- What to produce:
Images do not belong in the copy. Retype the entries exactly.

Data records
------------------------

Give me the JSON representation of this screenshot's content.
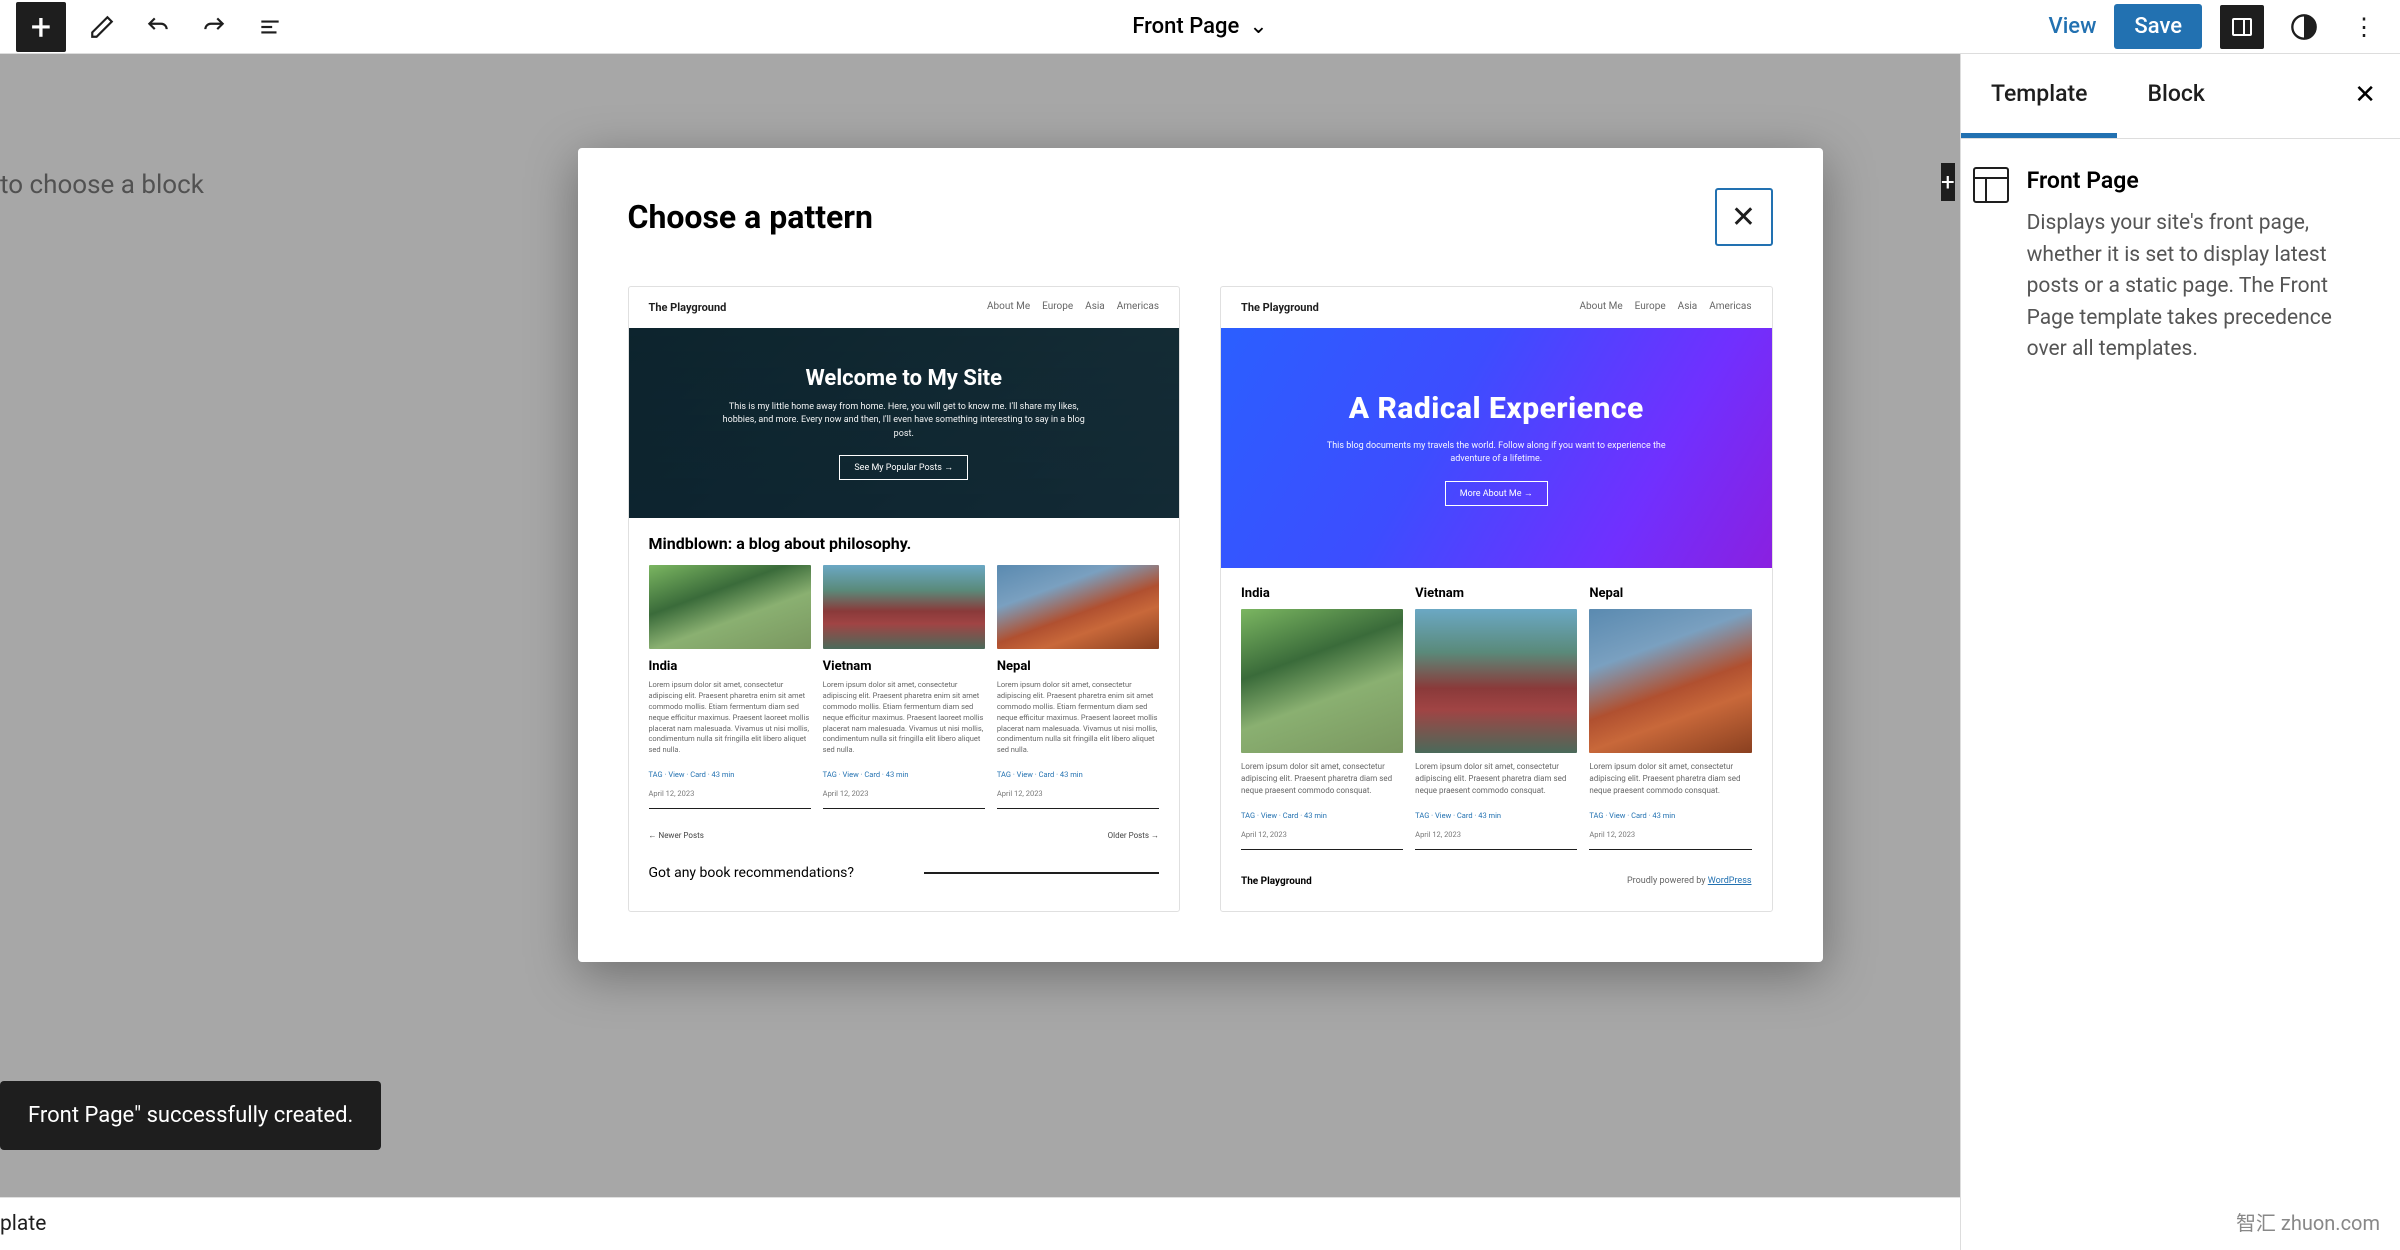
{
  "toolbar": {
    "document_title": "Front Page",
    "view_label": "View",
    "save_label": "Save"
  },
  "canvas": {
    "placeholder": "to choose a block"
  },
  "sidebar": {
    "tabs": {
      "template": "Template",
      "block": "Block"
    },
    "template_name": "Front Page",
    "template_description": "Displays your site's front page, whether it is set to display latest posts or a static page. The Front Page template takes precedence over all templates."
  },
  "snackbar": {
    "message": "Front Page\" successfully created."
  },
  "footer": {
    "breadcrumb": "plate"
  },
  "modal": {
    "title": "Choose a pattern",
    "pattern1": {
      "brand": "The Playground",
      "nav": [
        "About Me",
        "Europe",
        "Asia",
        "Americas"
      ],
      "hero_title": "Welcome to My Site",
      "hero_sub": "This is my little home away from home. Here, you will get to know me. I'll share my likes, hobbies, and more. Every now and then, I'll even have something interesting to say in a blog post.",
      "hero_button": "See My Popular Posts →",
      "section_title": "Mindblown: a blog about philosophy.",
      "posts": [
        {
          "title": "India",
          "date": "April 12, 2023"
        },
        {
          "title": "Vietnam",
          "date": "April 12, 2023"
        },
        {
          "title": "Nepal",
          "date": "April 12, 2023"
        }
      ],
      "post_body": "Lorem ipsum dolor sit amet, consectetur adipiscing elit. Praesent pharetra enim sit amet commodo mollis. Etiam fermentum diam sed neque efficitur maximus. Praesent laoreet mollis placerat nam malesuada. Vivamus ut nisi mollis, condimentum nulla sit fringilla elit libero aliquet sed nulla.",
      "tags": "TAG · View · Card · 43 min",
      "nav_prev": "← Newer Posts",
      "nav_next": "Older Posts →",
      "cta": "Got any book recommendations?"
    },
    "pattern2": {
      "brand": "The Playground",
      "nav": [
        "About Me",
        "Europe",
        "Asia",
        "Americas"
      ],
      "hero_title": "A Radical  Experience",
      "hero_sub": "This blog documents my travels the world. Follow along if you want to experience the adventure of a lifetime.",
      "hero_button": "More About Me →",
      "posts": [
        {
          "title": "India",
          "date": "April 12, 2023"
        },
        {
          "title": "Vietnam",
          "date": "April 12, 2023"
        },
        {
          "title": "Nepal",
          "date": "April 12, 2023"
        }
      ],
      "post_body": "Lorem ipsum dolor sit amet, consectetur adipiscing elit. Praesent pharetra diam sed neque praesent commodo consquat.",
      "tags": "TAG · View · Card · 43 min",
      "footer_brand": "The Playground",
      "footer_credit_prefix": "Proudly powered by ",
      "footer_credit_link": "WordPress"
    }
  },
  "watermark": "智汇 zhuon.com"
}
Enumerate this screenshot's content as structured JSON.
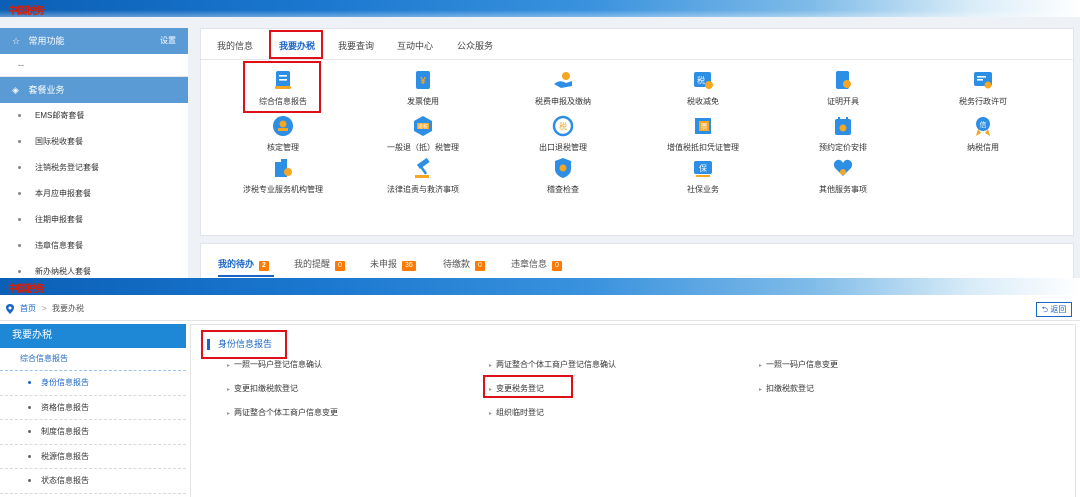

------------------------

- Task response:
Give me the JSON representation of this screenshot's content.
{
  "toolbar": {
    "document_title": "Front Page",
    "view_label": "View",
    "save_label": "Save"
  },
  "canvas": {
    "placeholder": "to choose a block"
  },
  "sidebar": {
    "tabs": {
      "template": "Template",
      "block": "Block"
    },
    "template_name": "Front Page",
    "template_description": "Displays your site's front page, whether it is set to display latest posts or a static page. The Front Page template takes precedence over all templates."
  },
  "snackbar": {
    "message": "Front Page\" successfully created."
  },
  "footer": {
    "breadcrumb": "plate"
  },
  "modal": {
    "title": "Choose a pattern",
    "pattern1": {
      "brand": "The Playground",
      "nav": [
        "About Me",
        "Europe",
        "Asia",
        "Americas"
      ],
      "hero_title": "Welcome to My Site",
      "hero_sub": "This is my little home away from home. Here, you will get to know me. I'll share my likes, hobbies, and more. Every now and then, I'll even have something interesting to say in a blog post.",
      "hero_button": "See My Popular Posts →",
      "section_title": "Mindblown: a blog about philosophy.",
      "posts": [
        {
          "title": "India",
          "date": "April 12, 2023"
        },
        {
          "title": "Vietnam",
          "date": "April 12, 2023"
        },
        {
          "title": "Nepal",
          "date": "April 12, 2023"
        }
      ],
      "post_body": "Lorem ipsum dolor sit amet, consectetur adipiscing elit. Praesent pharetra enim sit amet commodo mollis. Etiam fermentum diam sed neque efficitur maximus. Praesent laoreet mollis placerat nam malesuada. Vivamus ut nisi mollis, condimentum nulla sit fringilla elit libero aliquet sed nulla.",
      "tags": "TAG · View · Card · 43 min",
      "nav_prev": "← Newer Posts",
      "nav_next": "Older Posts →",
      "cta": "Got any book recommendations?"
    },
    "pattern2": {
      "brand": "The Playground",
      "nav": [
        "About Me",
        "Europe",
        "Asia",
        "Americas"
      ],
      "hero_title": "A Radical  Experience",
      "hero_sub": "This blog documents my travels the world. Follow along if you want to experience the adventure of a lifetime.",
      "hero_button": "More About Me →",
      "posts": [
        {
          "title": "India",
          "date": "April 12, 2023"
        },
        {
          "title": "Vietnam",
          "date": "April 12, 2023"
        },
        {
          "title": "Nepal",
          "date": "April 12, 2023"
        }
      ],
      "post_body": "Lorem ipsum dolor sit amet, consectetur adipiscing elit. Praesent pharetra diam sed neque praesent commodo consquat.",
      "tags": "TAG · View · Card · 43 min",
      "footer_brand": "The Playground",
      "footer_credit_prefix": "Proudly powered by ",
      "footer_credit_link": "WordPress"
    }
  },
  "watermark": "智汇 zhuon.com"
}
Enumerate this screenshot's content as structured JSON.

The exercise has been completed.